[Component data from apps and pages]
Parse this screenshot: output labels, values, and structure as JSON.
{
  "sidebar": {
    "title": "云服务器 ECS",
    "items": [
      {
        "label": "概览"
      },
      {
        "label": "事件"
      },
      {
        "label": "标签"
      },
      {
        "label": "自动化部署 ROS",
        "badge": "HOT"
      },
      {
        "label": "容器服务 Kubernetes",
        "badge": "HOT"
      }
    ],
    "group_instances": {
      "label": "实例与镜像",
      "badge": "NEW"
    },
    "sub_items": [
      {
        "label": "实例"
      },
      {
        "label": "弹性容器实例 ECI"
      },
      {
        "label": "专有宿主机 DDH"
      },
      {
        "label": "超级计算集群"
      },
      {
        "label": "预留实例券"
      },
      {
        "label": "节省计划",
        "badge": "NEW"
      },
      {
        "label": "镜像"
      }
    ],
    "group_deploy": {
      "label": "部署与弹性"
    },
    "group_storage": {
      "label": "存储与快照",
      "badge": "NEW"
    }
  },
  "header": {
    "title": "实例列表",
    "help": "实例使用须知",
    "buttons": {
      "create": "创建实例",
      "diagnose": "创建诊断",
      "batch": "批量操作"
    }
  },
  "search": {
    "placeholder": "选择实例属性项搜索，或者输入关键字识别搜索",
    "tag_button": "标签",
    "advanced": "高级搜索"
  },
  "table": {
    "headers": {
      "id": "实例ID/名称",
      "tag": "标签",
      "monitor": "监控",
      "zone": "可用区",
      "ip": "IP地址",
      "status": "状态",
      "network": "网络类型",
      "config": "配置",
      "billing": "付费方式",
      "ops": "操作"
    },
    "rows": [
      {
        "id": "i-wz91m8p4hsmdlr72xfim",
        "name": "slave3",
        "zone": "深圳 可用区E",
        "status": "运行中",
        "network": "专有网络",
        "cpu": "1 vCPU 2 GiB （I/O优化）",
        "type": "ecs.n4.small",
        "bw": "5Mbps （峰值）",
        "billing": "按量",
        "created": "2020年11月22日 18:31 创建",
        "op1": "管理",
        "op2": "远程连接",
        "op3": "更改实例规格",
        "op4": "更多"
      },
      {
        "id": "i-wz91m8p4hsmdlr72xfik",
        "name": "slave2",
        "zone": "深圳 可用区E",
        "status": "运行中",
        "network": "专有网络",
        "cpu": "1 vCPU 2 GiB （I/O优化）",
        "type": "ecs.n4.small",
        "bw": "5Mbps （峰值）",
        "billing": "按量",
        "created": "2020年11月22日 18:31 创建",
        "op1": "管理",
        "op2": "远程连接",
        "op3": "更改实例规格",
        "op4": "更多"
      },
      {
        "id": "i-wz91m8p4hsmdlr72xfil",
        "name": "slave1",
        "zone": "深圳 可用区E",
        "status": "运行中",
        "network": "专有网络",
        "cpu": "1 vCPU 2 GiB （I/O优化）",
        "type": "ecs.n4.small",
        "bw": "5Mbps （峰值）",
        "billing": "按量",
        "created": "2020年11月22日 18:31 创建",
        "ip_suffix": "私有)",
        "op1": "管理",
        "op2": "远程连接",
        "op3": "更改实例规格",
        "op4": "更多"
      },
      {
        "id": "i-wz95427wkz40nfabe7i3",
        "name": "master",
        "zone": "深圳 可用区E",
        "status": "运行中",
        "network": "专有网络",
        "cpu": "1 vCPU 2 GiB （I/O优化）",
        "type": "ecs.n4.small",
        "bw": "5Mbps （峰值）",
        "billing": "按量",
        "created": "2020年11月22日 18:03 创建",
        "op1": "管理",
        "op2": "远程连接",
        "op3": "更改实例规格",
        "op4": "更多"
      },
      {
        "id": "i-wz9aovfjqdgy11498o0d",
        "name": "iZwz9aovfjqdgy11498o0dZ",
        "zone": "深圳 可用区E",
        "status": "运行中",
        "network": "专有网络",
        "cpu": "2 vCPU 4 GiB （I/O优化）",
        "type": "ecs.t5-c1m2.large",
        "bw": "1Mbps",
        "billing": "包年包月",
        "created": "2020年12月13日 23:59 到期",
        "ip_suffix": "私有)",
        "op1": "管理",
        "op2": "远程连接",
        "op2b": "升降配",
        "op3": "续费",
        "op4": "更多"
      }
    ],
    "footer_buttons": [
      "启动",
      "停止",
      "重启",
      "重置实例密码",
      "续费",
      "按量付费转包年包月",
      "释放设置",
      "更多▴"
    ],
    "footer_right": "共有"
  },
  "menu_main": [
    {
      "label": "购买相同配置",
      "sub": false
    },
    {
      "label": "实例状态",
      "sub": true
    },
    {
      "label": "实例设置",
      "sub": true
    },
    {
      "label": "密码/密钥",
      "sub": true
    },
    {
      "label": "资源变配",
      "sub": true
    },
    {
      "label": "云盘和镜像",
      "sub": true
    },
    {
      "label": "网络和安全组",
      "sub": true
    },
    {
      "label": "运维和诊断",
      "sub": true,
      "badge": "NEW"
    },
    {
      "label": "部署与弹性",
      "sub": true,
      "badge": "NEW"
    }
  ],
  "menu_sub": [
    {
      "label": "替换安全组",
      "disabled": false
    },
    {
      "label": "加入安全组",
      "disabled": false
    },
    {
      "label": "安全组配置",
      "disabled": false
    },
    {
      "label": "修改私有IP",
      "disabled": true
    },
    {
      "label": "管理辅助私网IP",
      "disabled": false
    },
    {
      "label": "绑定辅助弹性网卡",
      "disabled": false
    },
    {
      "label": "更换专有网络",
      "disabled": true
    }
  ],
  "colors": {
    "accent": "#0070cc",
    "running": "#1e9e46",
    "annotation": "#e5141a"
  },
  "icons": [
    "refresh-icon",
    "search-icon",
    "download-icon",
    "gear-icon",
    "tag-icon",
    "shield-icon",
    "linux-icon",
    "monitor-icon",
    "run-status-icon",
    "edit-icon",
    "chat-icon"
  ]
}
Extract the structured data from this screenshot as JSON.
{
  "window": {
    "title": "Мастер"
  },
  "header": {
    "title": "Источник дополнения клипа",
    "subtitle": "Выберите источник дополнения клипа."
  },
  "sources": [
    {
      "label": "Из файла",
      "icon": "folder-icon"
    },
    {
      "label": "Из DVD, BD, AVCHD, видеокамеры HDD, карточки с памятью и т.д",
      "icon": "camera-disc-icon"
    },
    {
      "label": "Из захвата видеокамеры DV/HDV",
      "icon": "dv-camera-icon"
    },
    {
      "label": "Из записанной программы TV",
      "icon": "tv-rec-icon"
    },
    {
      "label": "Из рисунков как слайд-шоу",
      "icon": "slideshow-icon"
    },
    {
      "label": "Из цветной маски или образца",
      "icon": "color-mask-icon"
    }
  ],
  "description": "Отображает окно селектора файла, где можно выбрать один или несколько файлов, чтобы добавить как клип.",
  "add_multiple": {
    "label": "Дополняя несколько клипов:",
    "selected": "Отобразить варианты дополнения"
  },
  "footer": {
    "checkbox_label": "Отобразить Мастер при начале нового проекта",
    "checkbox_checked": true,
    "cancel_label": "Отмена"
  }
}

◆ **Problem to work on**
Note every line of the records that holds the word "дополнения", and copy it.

◆ **Response to this task**
    "title": "Источник дополнения клипа",
    "subtitle": "Выберите источник дополнения клипа."
    "selected": "Отобразить варианты дополнения"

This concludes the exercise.